Finally, some participants even expressed frustration about shit-posting, as they believe that this type of content harms incels more broadly. They found it to be annoying and not representative of them or their incel friend groups. One participant described this phenomenon as being detrimental or damaging to all incels: “I don’t understand why some incels like getting hate from people. It’s stupid because everyone will use that one edgelord who’s saying f**ked shit to make me and everyone else look like that.”
Conclusions and Recommendations
We believe that these findings provide additional context and a framework for evaluating online forum posts. Again, we are not questioning or criticising existing research that relies on content analysis of forums as a methodological approach; instead, we encourage direct contact with incels to offer a nuanced understanding of incel communication. We hope that this research suggests additional elements to consider when examining the broader landscape of incel research. As the body of knowledge regarding incels grows, we hope to learn more about incel forum posts and the processes through which they help or harm individual incels. Research (and the policy and implications of such work) can and should identify the ways that technology and online experience can also be used to support incels to find a better bath, whether that be providing them with the help that they need to find their way out of inceldom or use online spaces as a more positive support network. In this way, researchers, policymakers, and legislators can regard incels not only as a threat to others through acts of public violence but, perhaps more likely, as a threat to themselves, especially given research about incels and suicide.
Finally, we hope this research will remind readers of the way that the internet and technology can also contribute to the marginalisation and online radicalisation of incels.
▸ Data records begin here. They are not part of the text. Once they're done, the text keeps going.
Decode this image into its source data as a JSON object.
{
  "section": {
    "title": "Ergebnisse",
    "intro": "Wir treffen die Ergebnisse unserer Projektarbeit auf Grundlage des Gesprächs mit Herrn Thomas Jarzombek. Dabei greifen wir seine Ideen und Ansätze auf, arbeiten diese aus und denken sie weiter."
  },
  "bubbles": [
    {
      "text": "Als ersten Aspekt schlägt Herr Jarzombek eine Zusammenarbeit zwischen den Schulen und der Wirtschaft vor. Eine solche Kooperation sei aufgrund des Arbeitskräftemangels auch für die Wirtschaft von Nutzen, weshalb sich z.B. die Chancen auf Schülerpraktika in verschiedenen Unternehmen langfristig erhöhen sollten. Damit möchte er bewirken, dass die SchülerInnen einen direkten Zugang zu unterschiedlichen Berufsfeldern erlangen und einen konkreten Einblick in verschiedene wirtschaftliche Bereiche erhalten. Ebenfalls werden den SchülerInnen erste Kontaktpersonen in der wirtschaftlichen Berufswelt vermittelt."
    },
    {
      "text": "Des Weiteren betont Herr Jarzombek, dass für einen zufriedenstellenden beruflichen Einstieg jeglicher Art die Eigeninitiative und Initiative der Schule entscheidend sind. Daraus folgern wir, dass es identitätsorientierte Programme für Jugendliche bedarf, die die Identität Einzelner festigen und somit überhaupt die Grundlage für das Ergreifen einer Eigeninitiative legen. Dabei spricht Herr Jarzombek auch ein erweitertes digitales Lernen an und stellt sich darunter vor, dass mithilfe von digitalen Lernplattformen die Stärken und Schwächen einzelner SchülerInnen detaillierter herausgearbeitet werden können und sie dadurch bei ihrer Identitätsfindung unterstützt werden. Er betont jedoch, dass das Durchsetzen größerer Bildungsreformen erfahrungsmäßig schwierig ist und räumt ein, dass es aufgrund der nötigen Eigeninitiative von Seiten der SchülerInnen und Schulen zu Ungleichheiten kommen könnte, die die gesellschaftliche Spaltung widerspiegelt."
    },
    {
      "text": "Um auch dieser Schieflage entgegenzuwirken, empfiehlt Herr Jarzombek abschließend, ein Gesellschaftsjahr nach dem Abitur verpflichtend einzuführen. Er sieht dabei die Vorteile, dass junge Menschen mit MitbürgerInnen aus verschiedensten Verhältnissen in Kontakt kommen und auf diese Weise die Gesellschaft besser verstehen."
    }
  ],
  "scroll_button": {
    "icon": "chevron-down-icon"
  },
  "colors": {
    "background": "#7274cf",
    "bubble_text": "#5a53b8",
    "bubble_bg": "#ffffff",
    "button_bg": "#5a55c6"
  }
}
The online conversations in incels spaces are concerning, but incels’ perceptions of harassment by individuals and online watchdog groups can serve as a reminder of the ways in which incels might internalise this behaviour and use it as evidence of their mistreatment in the world due to their lack of romantic success. If we can understand how technology influences incels, we can hopefully find ways to transform their online experiences in a meaningful, positive way.
Sarah E. Daly, Ph.D. is a senior consultant at a private business and IT consulting firm. Before this career, she earned tenure and promotion as an academic criminologist who studies mass violence, gender, and incels. Her work has been published in journals such as Sex Roles, the Journal of Crime & Justice, and Forum: Qualitative Social Research. Dr. Daly also holds a visiting scholar position with the Department of Criminal Justice at SUNY Oswego in the United States. She is also the co-founder and co-editor of the Journal of Mass Violence Research. She holds degrees from the University of Notre Dame, the University of Pennsylvania, and Rutgers University’s Newark and Camden campuses.